The Alaska Volcano Observatory reports that Semisopochnoi, a peak in the western Aleutian Islands, has ended a several month period of seismic activity.  When the tremors were still active, the volcano’s aviation color code was yellow.  Normally, it would be downgraded to green, but Coordinating Scientist Jeff Freymueller says the Observatory has been having equipment problems.  Specifically, a telemetry link at Amchitka, which transmits the mountain’s seismic data, has been unreliable.

“It’s actually been working mostly fine since it was repaired at the end of May, but we don’t really have a lot of confidence that it’s going to stay up for months and months at a time. If it does, we’ll be very happy with that, but we’re not sure we can rely on it.”
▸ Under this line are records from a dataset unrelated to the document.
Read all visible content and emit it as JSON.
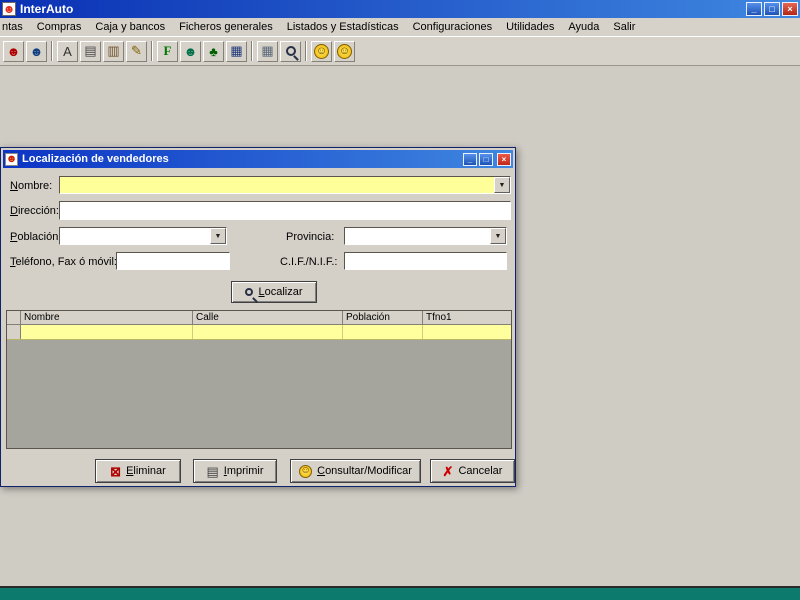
{
  "window": {
    "title": "InterAuto",
    "controls": {
      "minimize": "_",
      "maximize": "□",
      "close": "×"
    }
  },
  "menubar": {
    "items": [
      "ntas",
      "Compras",
      "Caja y bancos",
      "Ficheros generales",
      "Listados y Estadísticas",
      "Configuraciones",
      "Utilidades",
      "Ayuda",
      "Salir"
    ]
  },
  "toolbar": {
    "icons": [
      {
        "name": "vendor-icon",
        "glyph": "☻"
      },
      {
        "name": "customer-icon",
        "glyph": "☻"
      },
      {
        "name": "document-a-icon",
        "glyph": "A"
      },
      {
        "name": "printer-icon",
        "glyph": "▤"
      },
      {
        "name": "form-icon",
        "glyph": "▥"
      },
      {
        "name": "edit-icon",
        "glyph": "✎"
      },
      {
        "name": "f-key-icon",
        "glyph": "F"
      },
      {
        "name": "people-icon",
        "glyph": "☻"
      },
      {
        "name": "tree-icon",
        "glyph": "♣"
      },
      {
        "name": "calculator-icon",
        "glyph": "▦"
      },
      {
        "name": "grid-icon",
        "glyph": "▦"
      },
      {
        "name": "search-document-icon",
        "glyph": ""
      },
      {
        "name": "smiley-icon",
        "glyph": "☺"
      },
      {
        "name": "smiley-search-icon",
        "glyph": "☺"
      }
    ]
  },
  "icons": {
    "app": "☻",
    "dialog": "☻",
    "dropdown": "▼",
    "eliminar": "⊠",
    "imprimir": "▤",
    "consultar": "☺",
    "cancelar": "✗"
  },
  "dialog": {
    "title": "Localización de vendedores",
    "controls": {
      "minimize": "_",
      "maximize": "□",
      "close": "×"
    },
    "fields": {
      "nombre": {
        "label": "Nombre:",
        "value": ""
      },
      "direccion": {
        "label": "Dirección:",
        "value": ""
      },
      "poblacion": {
        "label": "Población:",
        "value": ""
      },
      "provincia": {
        "label": "Provincia:",
        "value": ""
      },
      "telefono": {
        "label": "Teléfono, Fax ó móvil:",
        "value": ""
      },
      "cif": {
        "label": "C.I.F./N.I.F.:",
        "value": ""
      }
    },
    "localizar_button": "Localizar",
    "table": {
      "columns": [
        "",
        "Nombre",
        "Calle",
        "Población",
        "Tfno1"
      ],
      "selected_row": [
        "",
        "",
        "",
        ""
      ]
    },
    "buttons": {
      "eliminar": "Eliminar",
      "imprimir": "Imprimir",
      "consultar_modificar": "Consultar/Modificar",
      "cancelar": "Cancelar"
    }
  },
  "colors": {
    "titlebar_start": "#0a30b4",
    "titlebar_end": "#3f87e0",
    "chrome": "#d4d0c8",
    "field_yellow": "#ffff99",
    "selected_row_yellow": "#ffff9e",
    "grid_gray": "#a5a59e",
    "close_red": "#c02818",
    "bottom_teal": "#0d7a6e"
  }
}
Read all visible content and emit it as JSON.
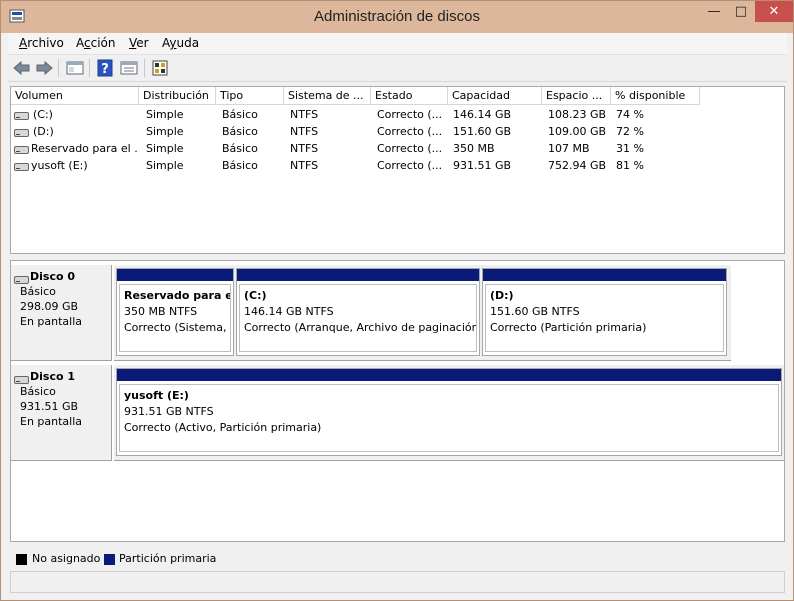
{
  "window": {
    "title": "Administración de discos",
    "controls": {
      "minimize": "—",
      "maximize": "□",
      "close": "✕"
    }
  },
  "menu": [
    {
      "label": "Archivo",
      "accel": "A",
      "rest": "rchivo"
    },
    {
      "label": "Acción",
      "accel": "c",
      "pre": "A",
      "rest": "ción"
    },
    {
      "label": "Ver",
      "accel": "V",
      "rest": "er"
    },
    {
      "label": "Ayuda",
      "accel": "y",
      "pre": "A",
      "rest": "uda"
    }
  ],
  "toolbar": {
    "icons": [
      "back-icon",
      "forward-icon",
      "console-tree-icon",
      "help-icon",
      "properties-icon",
      "settings-icon"
    ]
  },
  "volume_list": {
    "columns": [
      "Volumen",
      "Distribución",
      "Tipo",
      "Sistema de ...",
      "Estado",
      "Capacidad",
      "Espacio ...",
      "% disponible"
    ],
    "rows": [
      [
        "(C:)",
        "Simple",
        "Básico",
        "NTFS",
        "Correcto (...",
        "146.14 GB",
        "108.23 GB",
        "74 %"
      ],
      [
        "(D:)",
        "Simple",
        "Básico",
        "NTFS",
        "Correcto (...",
        "151.60 GB",
        "109.00 GB",
        "72 %"
      ],
      [
        "Reservado para el ...",
        "Simple",
        "Básico",
        "NTFS",
        "Correcto (...",
        "350 MB",
        "107 MB",
        "31 %"
      ],
      [
        "yusoft  (E:)",
        "Simple",
        "Básico",
        "NTFS",
        "Correcto (...",
        "931.51 GB",
        "752.94 GB",
        "81 %"
      ]
    ]
  },
  "disks": [
    {
      "name": "Disco 0",
      "type": "Básico",
      "size": "298.09 GB",
      "status": "En pantalla",
      "partitions": [
        {
          "name": "Reservado para el s",
          "size": "350 MB NTFS",
          "status": "Correcto (Sistema, A"
        },
        {
          "name": " (C:)",
          "size": "146.14 GB NTFS",
          "status": "Correcto (Arranque, Archivo de paginación,"
        },
        {
          "name": " (D:)",
          "size": "151.60 GB NTFS",
          "status": "Correcto (Partición primaria)"
        }
      ]
    },
    {
      "name": "Disco 1",
      "type": "Básico",
      "size": "931.51 GB",
      "status": "En pantalla",
      "partitions": [
        {
          "name": "yusoft  (E:)",
          "size": "931.51 GB NTFS",
          "status": "Correcto (Activo, Partición primaria)"
        }
      ]
    }
  ],
  "legend": [
    {
      "label": "No asignado",
      "color": "#000000"
    },
    {
      "label": "Partición primaria",
      "color": "#0a1a78"
    }
  ],
  "colors": {
    "titlebar": "#dcb79b",
    "partition_primary": "#0a1a78",
    "close_button": "#c7504c"
  }
}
Despite the malfunctions, Freymueller says AVO is quite confident about the decrease in seismic activity.

“This seismic swarm started just a few days actually after, maybe a week and a half, after we repaired the telemetry link on Amchitka. It’s been dying off over the last couple of months and is essentially over at this point. We’re quite confident that the level of activity on Semisopochnoi has gone back down to pretty much a background level. We list it as unassigned because we’re not yet confident about the longer-term reliability of the telemetry link for the data.”

The ideal fix would be a dome surrounding the link’s satellite dish, but AVO lacks the funds to construct it.  Freymueller says that Amchitka is a very expensive area to access, and if it wasn’t for interagency cooperation, they wouldn’t have been able to fix the telemetry link in the first place.

“We actually managed to get people onto Amchitka twice this year, which is really the first time in about two years that we were able to do anything there. That was actually thanks to a partnership with the Department of Energy and their interest in Amchitka has to do with the fact that it had been used previously as a nuclear testing site.”

At this point, AVO hopes that the smaller dish they’ve installed will not be as buffeted by the wind and be able to remain operation through the winter.   More information on Semisopochnoi and other Alaskan volcanoes is available at avo.alaska.edu.